» Assigned task:
In the records below, find each line that holds "price" and return it.
____________________
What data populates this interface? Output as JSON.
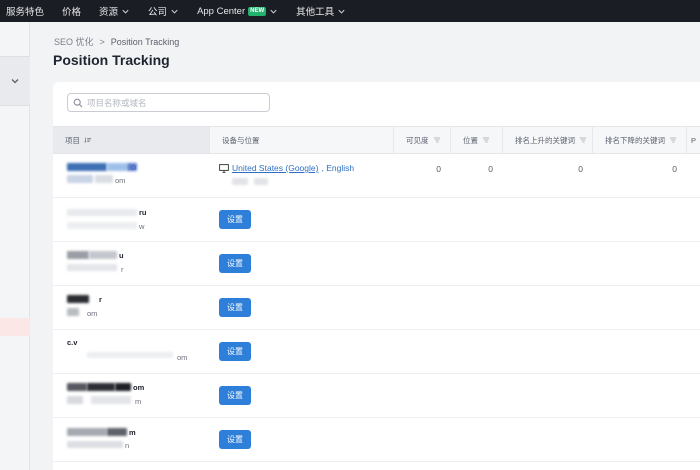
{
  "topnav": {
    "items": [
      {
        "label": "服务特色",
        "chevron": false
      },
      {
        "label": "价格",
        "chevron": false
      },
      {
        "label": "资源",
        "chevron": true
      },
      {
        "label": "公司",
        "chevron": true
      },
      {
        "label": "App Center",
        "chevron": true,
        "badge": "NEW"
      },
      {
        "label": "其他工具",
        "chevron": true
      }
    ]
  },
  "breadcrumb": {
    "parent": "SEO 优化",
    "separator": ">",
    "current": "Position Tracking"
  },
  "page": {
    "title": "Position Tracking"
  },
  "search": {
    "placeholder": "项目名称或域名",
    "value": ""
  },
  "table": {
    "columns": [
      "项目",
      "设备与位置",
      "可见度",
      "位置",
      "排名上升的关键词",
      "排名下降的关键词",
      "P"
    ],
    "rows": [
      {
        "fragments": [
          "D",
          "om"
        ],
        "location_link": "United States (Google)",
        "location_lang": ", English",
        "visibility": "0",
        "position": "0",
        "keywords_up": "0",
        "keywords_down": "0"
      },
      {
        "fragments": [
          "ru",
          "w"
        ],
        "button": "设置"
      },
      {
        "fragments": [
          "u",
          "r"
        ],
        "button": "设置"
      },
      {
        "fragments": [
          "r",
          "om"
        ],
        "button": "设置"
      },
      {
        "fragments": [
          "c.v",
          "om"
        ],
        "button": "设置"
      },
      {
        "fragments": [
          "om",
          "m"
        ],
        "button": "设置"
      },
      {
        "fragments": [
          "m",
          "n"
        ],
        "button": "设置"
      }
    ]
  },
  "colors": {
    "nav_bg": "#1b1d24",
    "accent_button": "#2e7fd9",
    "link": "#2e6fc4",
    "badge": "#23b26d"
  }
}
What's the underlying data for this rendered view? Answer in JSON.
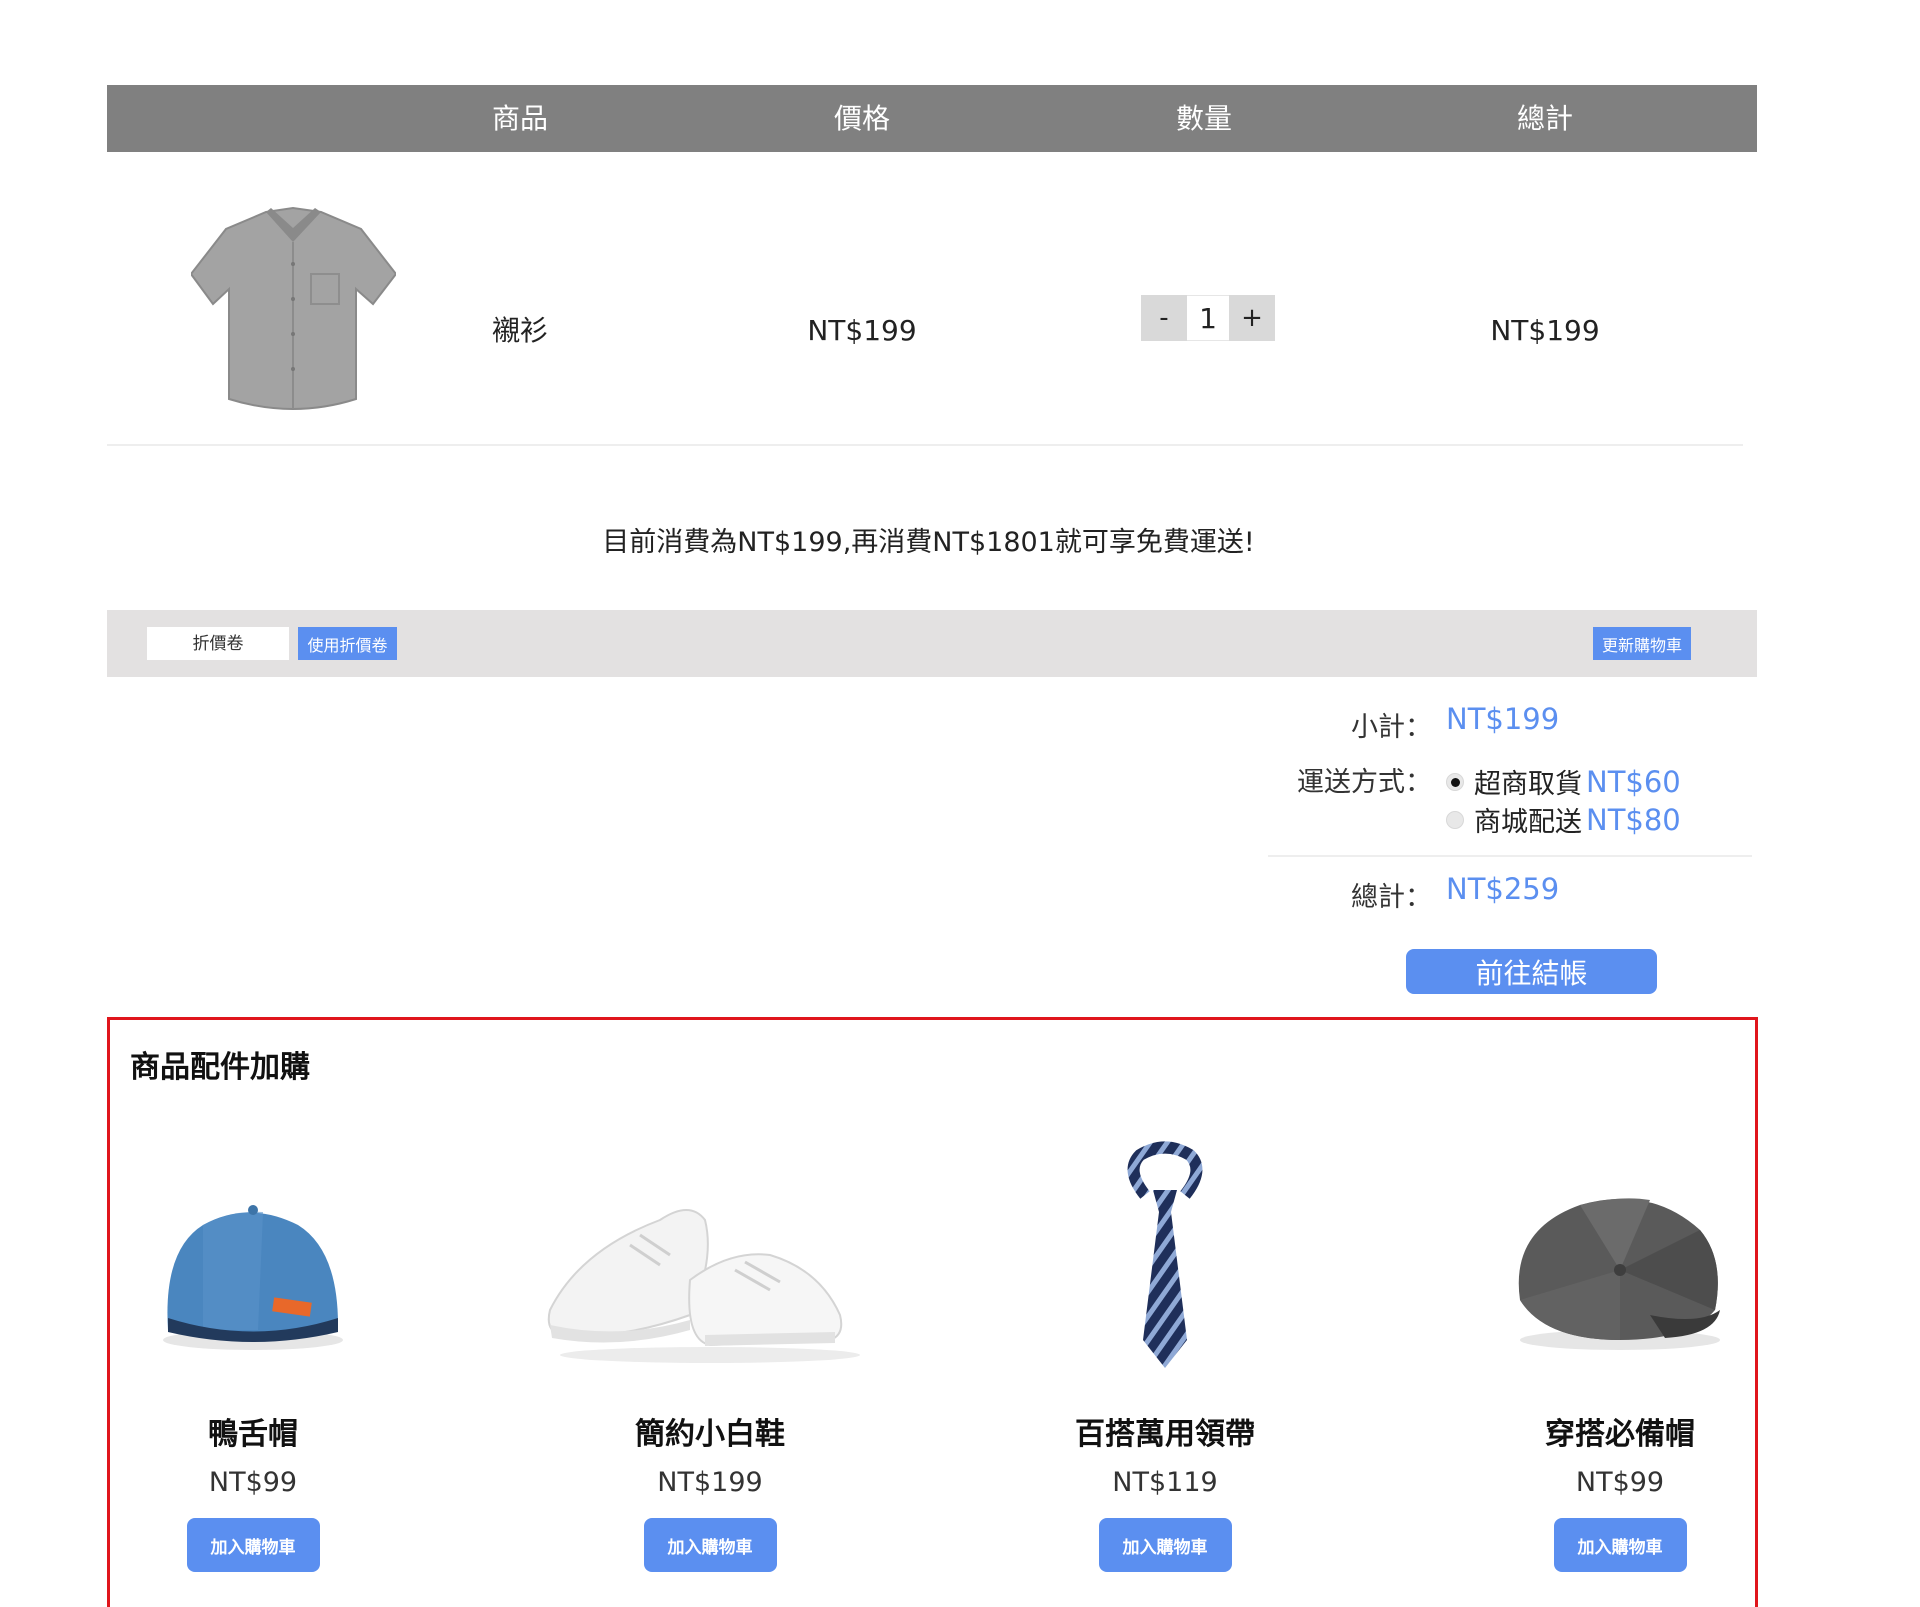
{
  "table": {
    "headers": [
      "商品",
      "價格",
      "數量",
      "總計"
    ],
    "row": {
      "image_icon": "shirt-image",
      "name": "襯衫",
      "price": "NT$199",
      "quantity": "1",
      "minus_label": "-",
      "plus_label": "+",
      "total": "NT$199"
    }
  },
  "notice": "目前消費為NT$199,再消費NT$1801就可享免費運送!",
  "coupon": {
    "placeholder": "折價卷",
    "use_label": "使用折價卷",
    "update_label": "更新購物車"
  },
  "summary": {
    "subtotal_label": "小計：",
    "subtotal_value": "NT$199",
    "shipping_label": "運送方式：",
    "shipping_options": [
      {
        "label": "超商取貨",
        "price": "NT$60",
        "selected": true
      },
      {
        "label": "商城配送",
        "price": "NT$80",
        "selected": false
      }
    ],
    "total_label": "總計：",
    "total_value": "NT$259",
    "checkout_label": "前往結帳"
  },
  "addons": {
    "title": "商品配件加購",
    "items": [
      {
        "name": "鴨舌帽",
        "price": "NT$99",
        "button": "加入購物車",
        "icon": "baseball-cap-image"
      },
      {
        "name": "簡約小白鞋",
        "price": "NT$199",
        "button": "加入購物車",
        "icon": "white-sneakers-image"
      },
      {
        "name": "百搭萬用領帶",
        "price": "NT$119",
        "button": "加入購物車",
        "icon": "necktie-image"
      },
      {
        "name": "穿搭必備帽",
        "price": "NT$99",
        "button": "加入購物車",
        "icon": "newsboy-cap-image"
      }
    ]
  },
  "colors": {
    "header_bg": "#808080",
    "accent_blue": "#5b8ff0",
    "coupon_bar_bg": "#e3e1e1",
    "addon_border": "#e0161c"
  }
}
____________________
» Task solution:
      "price": "NT$199",
        "price": "NT$60",
        "price": "NT$80",
        "price": "NT$99",
        "price": "NT$199",
        "price": "NT$119",
        "price": "NT$99",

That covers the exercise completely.